Ohr has posthumously gained fame for his deft manipulation of clay. As seen in Vase, Ohr threw incredibly thin forms, which he would twist, dent, crinkle, crush, and fold. The vase is eggshell thin, and boldly projects Ohr’s use of mottled, rich glazes and skilled throwing techniques. The vase twists at the middle, the clay folded in on itself as though it were cloth. Ohr splashed the bottom of the vase in a dripping green glaze, while the top is a rich cobalt blue. This experimentation coincided with Ohr’s embrace of his eccentric persona.

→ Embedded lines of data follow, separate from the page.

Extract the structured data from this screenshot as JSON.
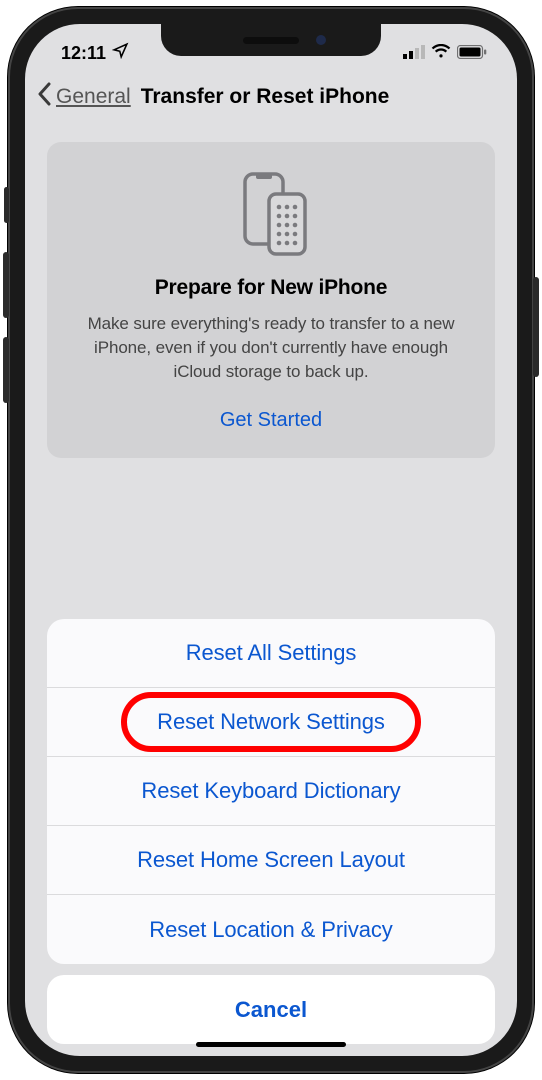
{
  "status": {
    "time": "12:11",
    "location_icon": "location-arrow"
  },
  "nav": {
    "back_label": "General",
    "title": "Transfer or Reset iPhone"
  },
  "prepare_card": {
    "title": "Prepare for New iPhone",
    "description": "Make sure everything's ready to transfer to a new iPhone, even if you don't currently have enough iCloud storage to back up.",
    "action": "Get Started"
  },
  "sheet": {
    "items": [
      "Reset All Settings",
      "Reset Network Settings",
      "Reset Keyboard Dictionary",
      "Reset Home Screen Layout",
      "Reset Location & Privacy"
    ],
    "highlighted_index": 1,
    "cancel": "Cancel"
  }
}
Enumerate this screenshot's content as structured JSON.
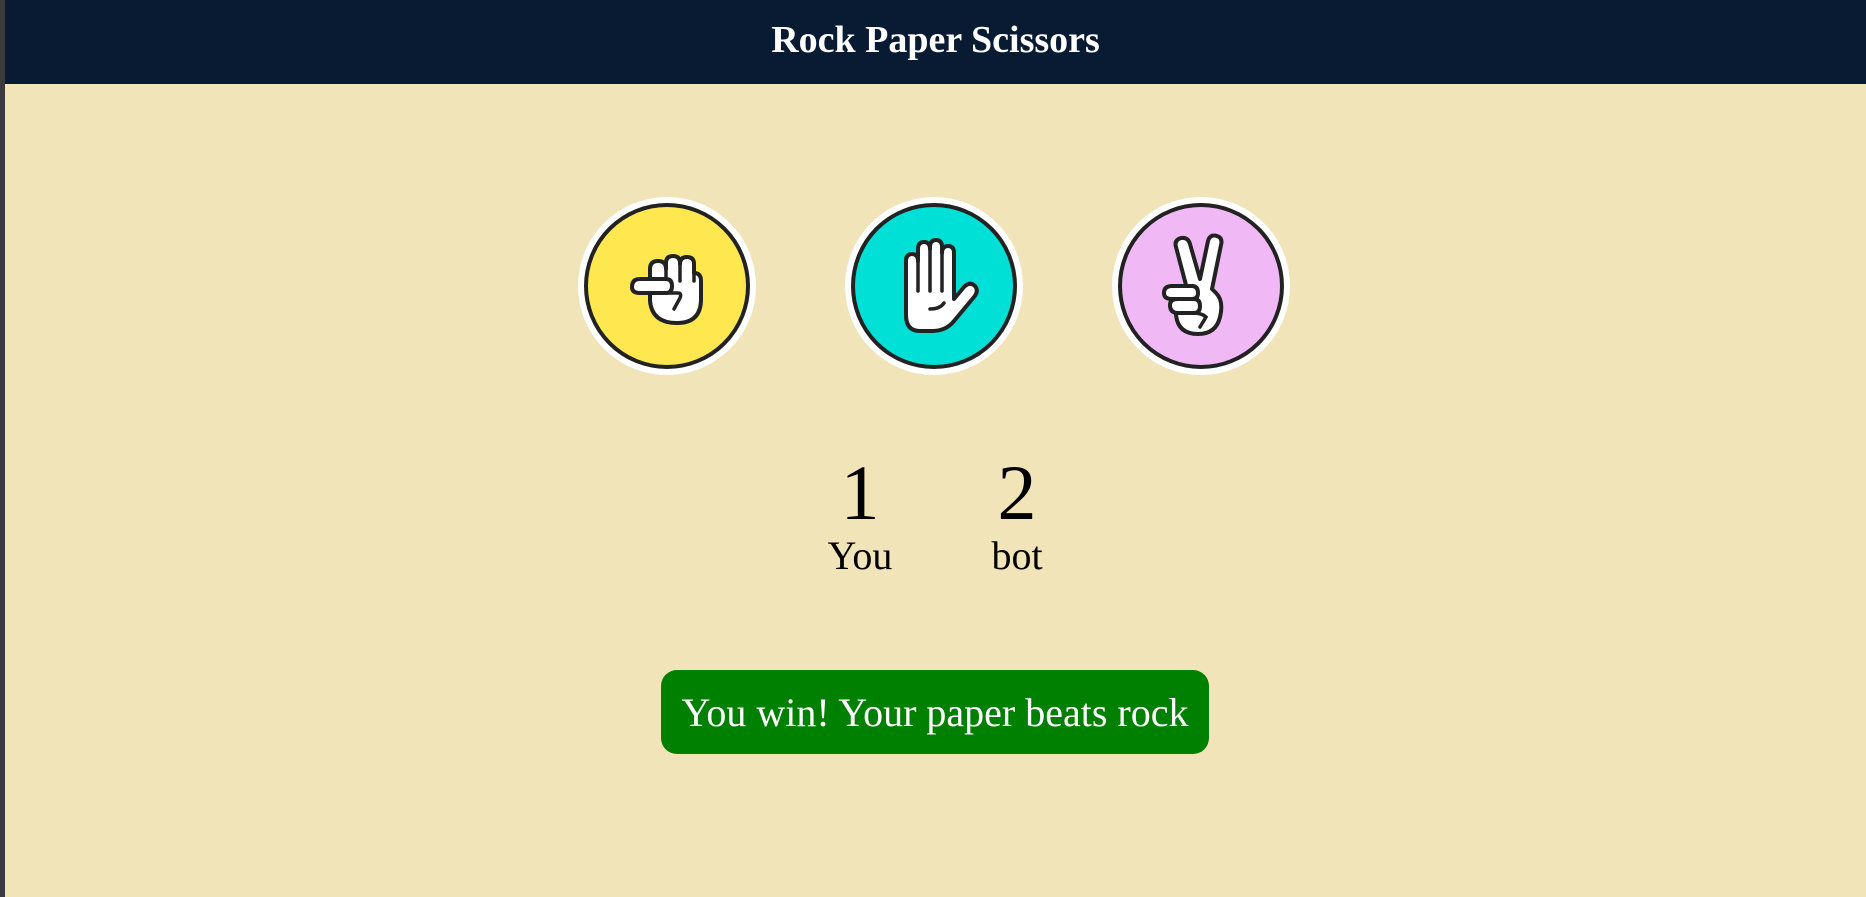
{
  "header": {
    "title": "Rock Paper Scissors"
  },
  "choices": [
    {
      "name": "rock",
      "icon": "rock-fist-icon",
      "color": "#ffe84f"
    },
    {
      "name": "paper",
      "icon": "paper-hand-icon",
      "color": "#00e0d6"
    },
    {
      "name": "scissors",
      "icon": "scissors-victory-icon",
      "color": "#f0b8f4"
    }
  ],
  "score": {
    "you": {
      "value": "1",
      "label": "You"
    },
    "bot": {
      "value": "2",
      "label": "bot"
    }
  },
  "result": {
    "text": "You win! Your paper beats rock",
    "color": "#008000"
  },
  "colors": {
    "background": "#f2e4b9",
    "header": "#091b33"
  }
}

By the end of the nineteenth century, Biloxi became a resort city, and Ohr leveraged his unique looks, boisterous boasts, and decidedly un-Victorian pottery to turn Biloxi Art and Novelty Pottery—later Pot-Ohr-E—into a tourist stop. Ohr grew out his hair and moustache, which he styled to turn the heads of visiting vacationers. The theatrical displays helped sell Ohr to the public, which was necessary as he loathed selling his wares. Ohr claimed to view his pots as members of his family, calling them his “mud babies.” This protective nature is partially explained by a second Ohr calamity where his studio burned down in 1894. Ohr mourned his “killed babies,” and salvaged what he could. Never one to give up, Ohr rebuilt his studio, now named Biloxi Art Pottery Unlimited. This workshop is where Ohr proudly proclaimed to be the greatest art potter on earth, though he conceded that some saw him as a “crank.” While people purchased his wares, Ohr never achieved financial, critical, or commercial success during his lifetime. In despair, he buried large piles of his “mud babies,” hoping for a future that would understand his artistic vision. Today his work is prized as some of the most important ceramics made at the turn of the century. Vase is currently on display in Renegades and Reformers: American Art Pottery, on view through October 18, 2020. —Kelli Fisher, Curatorial InternImage caption: George Ohr, Vase, ca. 1900, earthenware, 6¾ x 3¼ inches, Everson Museum of Art; Museum purchase, 76.60 Sources:1. Campbell, Gordon. “Ohr, George E.” Grove Art Online. 25 Jul. 2013; Accessed 9 Oct. 2020. https://www-oxfordartonline-com.libezproxy2.syr.edu/groveart/view/10.1093/gao/9781884446054.001.0001/oao-9781884446054-e-7002073294.2. Hecht, Eugene. “The Times and Life of G.E. Ohr.” In The Mad Potter of Biloxi: The Art & Life of George E. Ohr, edited by Constance Herndon, 9-64. New York: Abbeville Press, 1989